Examine each line of the data, and copy the ones containing "гипюром".

_ _ _ _ _

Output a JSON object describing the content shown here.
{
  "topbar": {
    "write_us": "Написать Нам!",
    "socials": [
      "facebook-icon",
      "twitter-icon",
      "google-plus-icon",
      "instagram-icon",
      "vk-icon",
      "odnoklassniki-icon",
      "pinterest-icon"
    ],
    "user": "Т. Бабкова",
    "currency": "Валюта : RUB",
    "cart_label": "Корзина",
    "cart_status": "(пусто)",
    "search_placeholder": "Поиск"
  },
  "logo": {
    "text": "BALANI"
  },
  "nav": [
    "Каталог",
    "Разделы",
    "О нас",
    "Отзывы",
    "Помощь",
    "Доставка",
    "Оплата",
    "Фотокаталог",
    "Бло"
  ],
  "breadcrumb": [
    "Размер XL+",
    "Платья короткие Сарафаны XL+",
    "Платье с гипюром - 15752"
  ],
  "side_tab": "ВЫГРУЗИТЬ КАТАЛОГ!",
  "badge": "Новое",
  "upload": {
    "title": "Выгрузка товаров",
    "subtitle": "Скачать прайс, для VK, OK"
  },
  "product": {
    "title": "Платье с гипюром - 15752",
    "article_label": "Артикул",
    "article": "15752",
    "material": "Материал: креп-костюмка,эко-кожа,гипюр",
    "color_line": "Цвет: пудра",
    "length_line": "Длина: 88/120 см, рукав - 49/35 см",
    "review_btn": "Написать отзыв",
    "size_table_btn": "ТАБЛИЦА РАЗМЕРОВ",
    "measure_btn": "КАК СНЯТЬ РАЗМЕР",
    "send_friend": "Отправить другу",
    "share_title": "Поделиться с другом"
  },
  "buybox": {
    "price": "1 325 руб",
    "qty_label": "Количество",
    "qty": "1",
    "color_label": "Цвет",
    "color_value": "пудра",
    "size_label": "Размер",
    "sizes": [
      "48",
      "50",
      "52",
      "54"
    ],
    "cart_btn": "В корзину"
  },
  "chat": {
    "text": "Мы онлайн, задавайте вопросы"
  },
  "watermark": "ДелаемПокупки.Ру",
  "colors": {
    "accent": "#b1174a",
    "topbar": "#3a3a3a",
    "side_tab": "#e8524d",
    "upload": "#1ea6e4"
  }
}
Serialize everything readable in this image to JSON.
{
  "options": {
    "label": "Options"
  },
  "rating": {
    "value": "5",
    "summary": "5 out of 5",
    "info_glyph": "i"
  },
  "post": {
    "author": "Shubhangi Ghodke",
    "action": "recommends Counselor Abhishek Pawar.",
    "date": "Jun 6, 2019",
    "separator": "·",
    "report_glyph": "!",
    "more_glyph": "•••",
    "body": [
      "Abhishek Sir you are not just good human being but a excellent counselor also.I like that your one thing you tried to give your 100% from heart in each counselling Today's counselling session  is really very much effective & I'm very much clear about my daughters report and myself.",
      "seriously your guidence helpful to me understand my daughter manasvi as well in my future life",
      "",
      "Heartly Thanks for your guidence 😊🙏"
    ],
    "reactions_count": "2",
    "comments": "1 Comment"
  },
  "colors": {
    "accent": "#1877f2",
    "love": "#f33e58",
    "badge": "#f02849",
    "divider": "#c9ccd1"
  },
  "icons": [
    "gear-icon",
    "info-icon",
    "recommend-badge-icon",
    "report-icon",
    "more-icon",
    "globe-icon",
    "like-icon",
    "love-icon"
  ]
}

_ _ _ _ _

• _Solution to this problem_
    "Платье с гипюром - 15752"
    "title": "Платье с гипюром - 15752",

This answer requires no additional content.